Stored dataset items

===============

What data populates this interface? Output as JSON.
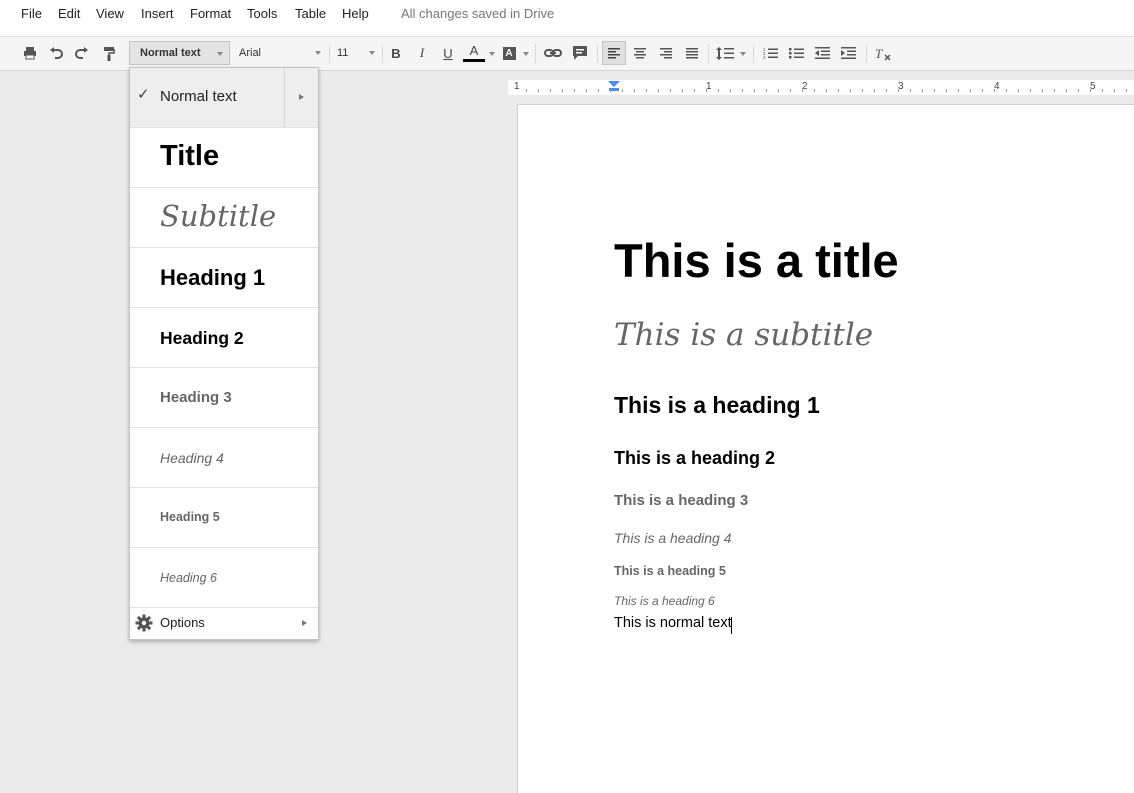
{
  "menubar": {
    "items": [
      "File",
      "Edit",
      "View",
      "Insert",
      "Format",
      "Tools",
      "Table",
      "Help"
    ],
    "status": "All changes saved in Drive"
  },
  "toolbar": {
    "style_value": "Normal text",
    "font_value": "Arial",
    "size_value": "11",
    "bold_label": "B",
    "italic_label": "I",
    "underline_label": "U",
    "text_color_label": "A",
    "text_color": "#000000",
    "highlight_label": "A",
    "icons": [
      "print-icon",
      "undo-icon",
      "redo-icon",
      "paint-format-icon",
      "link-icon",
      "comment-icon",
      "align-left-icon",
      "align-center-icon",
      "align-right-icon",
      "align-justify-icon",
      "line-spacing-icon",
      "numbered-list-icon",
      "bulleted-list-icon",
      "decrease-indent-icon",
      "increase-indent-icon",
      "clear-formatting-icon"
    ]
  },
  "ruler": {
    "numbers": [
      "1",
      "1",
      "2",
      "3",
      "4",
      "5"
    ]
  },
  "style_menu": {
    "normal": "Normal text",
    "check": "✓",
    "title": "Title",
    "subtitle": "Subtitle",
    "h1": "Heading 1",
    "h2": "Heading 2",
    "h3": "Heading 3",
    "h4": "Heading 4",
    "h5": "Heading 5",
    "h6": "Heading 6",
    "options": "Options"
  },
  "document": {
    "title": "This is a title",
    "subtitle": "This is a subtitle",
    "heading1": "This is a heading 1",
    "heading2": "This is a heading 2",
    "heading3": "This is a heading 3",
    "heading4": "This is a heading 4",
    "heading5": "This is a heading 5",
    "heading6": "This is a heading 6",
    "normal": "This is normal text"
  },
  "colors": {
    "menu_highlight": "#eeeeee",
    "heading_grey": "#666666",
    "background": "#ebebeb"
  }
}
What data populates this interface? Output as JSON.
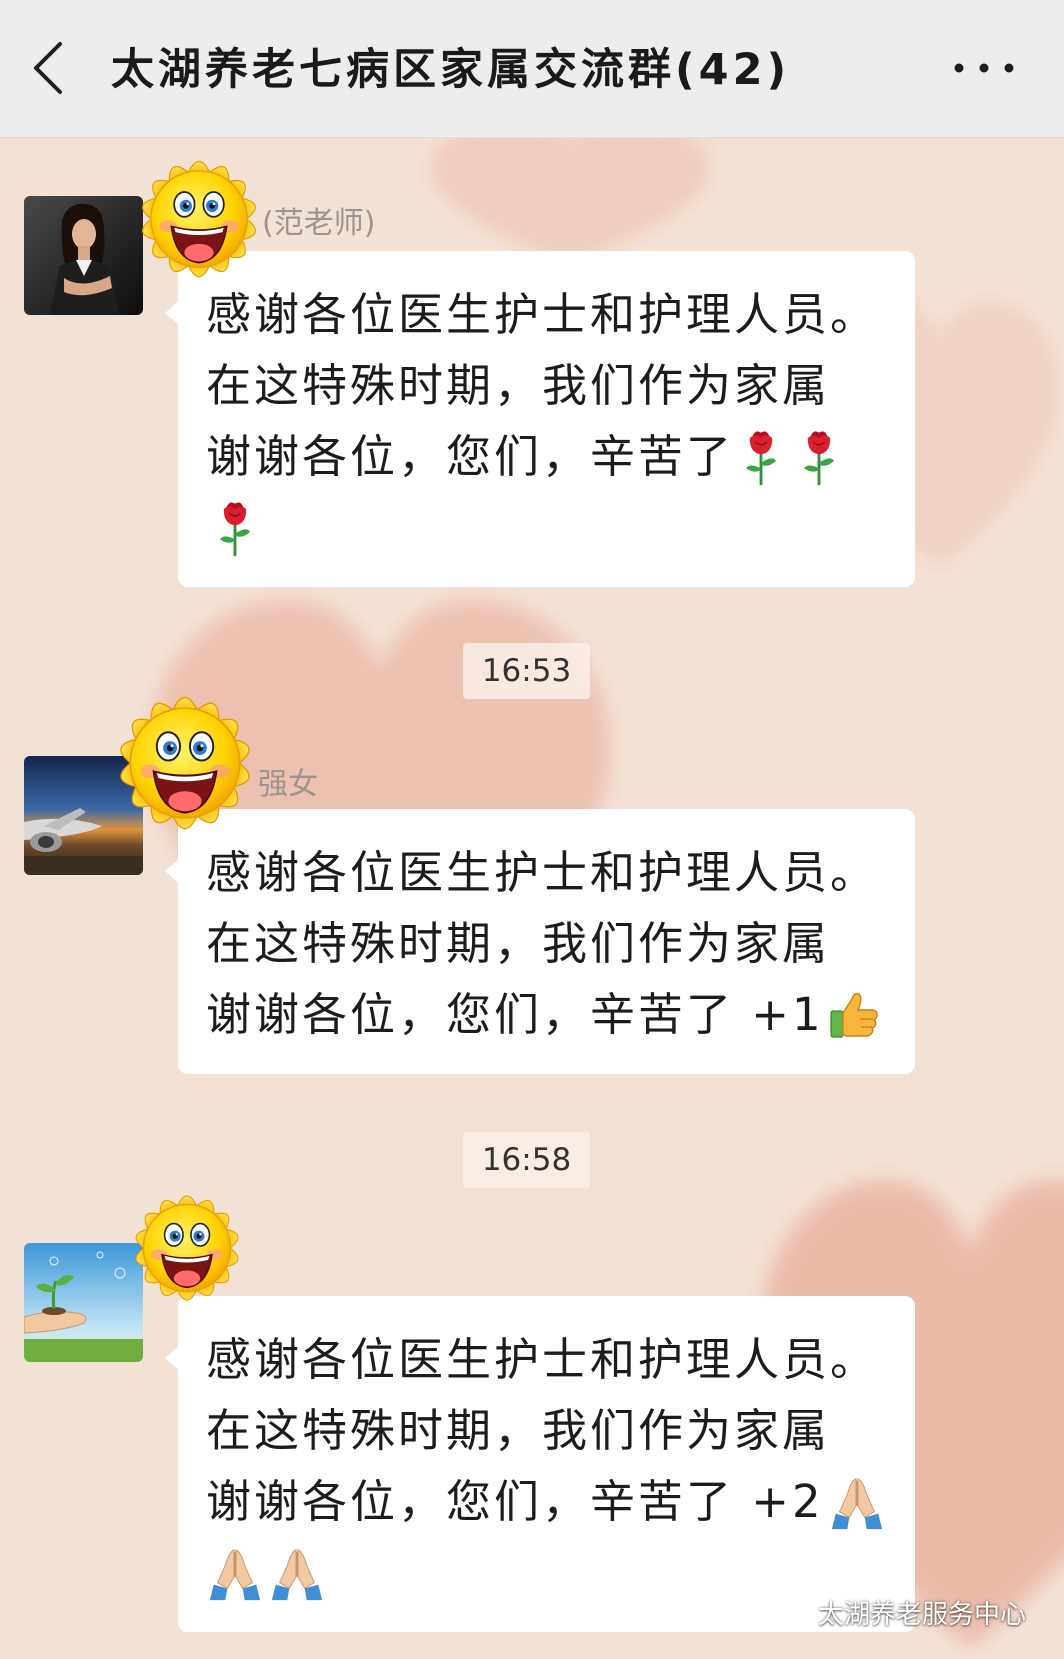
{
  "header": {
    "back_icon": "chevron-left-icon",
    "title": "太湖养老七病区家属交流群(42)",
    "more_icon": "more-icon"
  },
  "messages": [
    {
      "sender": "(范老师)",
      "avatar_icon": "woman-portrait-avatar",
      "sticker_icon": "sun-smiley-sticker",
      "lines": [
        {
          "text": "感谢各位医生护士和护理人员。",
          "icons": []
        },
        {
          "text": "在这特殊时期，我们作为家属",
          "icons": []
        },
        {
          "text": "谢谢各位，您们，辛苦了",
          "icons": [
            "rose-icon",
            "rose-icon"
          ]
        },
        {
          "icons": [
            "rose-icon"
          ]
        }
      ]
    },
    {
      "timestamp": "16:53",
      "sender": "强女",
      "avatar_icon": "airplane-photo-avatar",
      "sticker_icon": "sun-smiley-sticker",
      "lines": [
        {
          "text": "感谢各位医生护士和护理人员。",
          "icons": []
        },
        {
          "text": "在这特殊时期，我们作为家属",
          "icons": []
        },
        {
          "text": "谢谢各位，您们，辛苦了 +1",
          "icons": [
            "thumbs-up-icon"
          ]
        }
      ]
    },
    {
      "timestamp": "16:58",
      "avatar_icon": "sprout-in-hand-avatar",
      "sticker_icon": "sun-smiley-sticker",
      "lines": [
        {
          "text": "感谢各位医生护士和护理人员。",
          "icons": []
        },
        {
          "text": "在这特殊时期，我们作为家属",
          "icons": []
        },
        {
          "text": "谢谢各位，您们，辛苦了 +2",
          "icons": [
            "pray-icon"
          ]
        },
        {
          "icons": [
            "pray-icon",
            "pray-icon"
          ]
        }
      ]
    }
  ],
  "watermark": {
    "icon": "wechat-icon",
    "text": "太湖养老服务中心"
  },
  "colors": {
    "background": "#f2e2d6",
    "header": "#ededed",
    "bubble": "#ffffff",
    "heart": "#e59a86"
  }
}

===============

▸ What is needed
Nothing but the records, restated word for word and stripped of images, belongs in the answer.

▸ Task solution
What data populates this interface? Output as JSON.
{
  "menubar": {
    "items": [
      "File",
      "Edit",
      "View",
      "Insert",
      "Format",
      "Tools",
      "Table",
      "Help"
    ],
    "status": "All changes saved in Drive"
  },
  "toolbar": {
    "style_value": "Normal text",
    "font_value": "Arial",
    "size_value": "11",
    "bold_label": "B",
    "italic_label": "I",
    "underline_label": "U",
    "text_color_label": "A",
    "text_color": "#000000",
    "highlight_label": "A",
    "icons": [
      "print-icon",
      "undo-icon",
      "redo-icon",
      "paint-format-icon",
      "link-icon",
      "comment-icon",
      "align-left-icon",
      "align-center-icon",
      "align-right-icon",
      "align-justify-icon",
      "line-spacing-icon",
      "numbered-list-icon",
      "bulleted-list-icon",
      "decrease-indent-icon",
      "increase-indent-icon",
      "clear-formatting-icon"
    ]
  },
  "ruler": {
    "numbers": [
      "1",
      "1",
      "2",
      "3",
      "4",
      "5"
    ]
  },
  "style_menu": {
    "normal": "Normal text",
    "check": "✓",
    "title": "Title",
    "subtitle": "Subtitle",
    "h1": "Heading 1",
    "h2": "Heading 2",
    "h3": "Heading 3",
    "h4": "Heading 4",
    "h5": "Heading 5",
    "h6": "Heading 6",
    "options": "Options"
  },
  "document": {
    "title": "This is a title",
    "subtitle": "This is a subtitle",
    "heading1": "This is a heading 1",
    "heading2": "This is a heading 2",
    "heading3": "This is a heading 3",
    "heading4": "This is a heading 4",
    "heading5": "This is a heading 5",
    "heading6": "This is a heading 6",
    "normal": "This is normal text"
  },
  "colors": {
    "menu_highlight": "#eeeeee",
    "heading_grey": "#666666",
    "background": "#ebebeb"
  }
}
What data populates this interface? Output as JSON.
{
  "header": {
    "back_icon": "chevron-left-icon",
    "title": "太湖养老七病区家属交流群(42)",
    "more_icon": "more-icon"
  },
  "messages": [
    {
      "sender": "(范老师)",
      "avatar_icon": "woman-portrait-avatar",
      "sticker_icon": "sun-smiley-sticker",
      "lines": [
        {
          "text": "感谢各位医生护士和护理人员。",
          "icons": []
        },
        {
          "text": "在这特殊时期，我们作为家属",
          "icons": []
        },
        {
          "text": "谢谢各位，您们，辛苦了",
          "icons": [
            "rose-icon",
            "rose-icon"
          ]
        },
        {
          "icons": [
            "rose-icon"
          ]
        }
      ]
    },
    {
      "timestamp": "16:53",
      "sender": "强女",
      "avatar_icon": "airplane-photo-avatar",
      "sticker_icon": "sun-smiley-sticker",
      "lines": [
        {
          "text": "感谢各位医生护士和护理人员。",
          "icons": []
        },
        {
          "text": "在这特殊时期，我们作为家属",
          "icons": []
        },
        {
          "text": "谢谢各位，您们，辛苦了 +1",
          "icons": [
            "thumbs-up-icon"
          ]
        }
      ]
    },
    {
      "timestamp": "16:58",
      "avatar_icon": "sprout-in-hand-avatar",
      "sticker_icon": "sun-smiley-sticker",
      "lines": [
        {
          "text": "感谢各位医生护士和护理人员。",
          "icons": []
        },
        {
          "text": "在这特殊时期，我们作为家属",
          "icons": []
        },
        {
          "text": "谢谢各位，您们，辛苦了 +2",
          "icons": [
            "pray-icon"
          ]
        },
        {
          "icons": [
            "pray-icon",
            "pray-icon"
          ]
        }
      ]
    }
  ],
  "watermark": {
    "icon": "wechat-icon",
    "text": "太湖养老服务中心"
  },
  "colors": {
    "background": "#f2e2d6",
    "header": "#ededed",
    "bubble": "#ffffff",
    "heart": "#e59a86"
  }
}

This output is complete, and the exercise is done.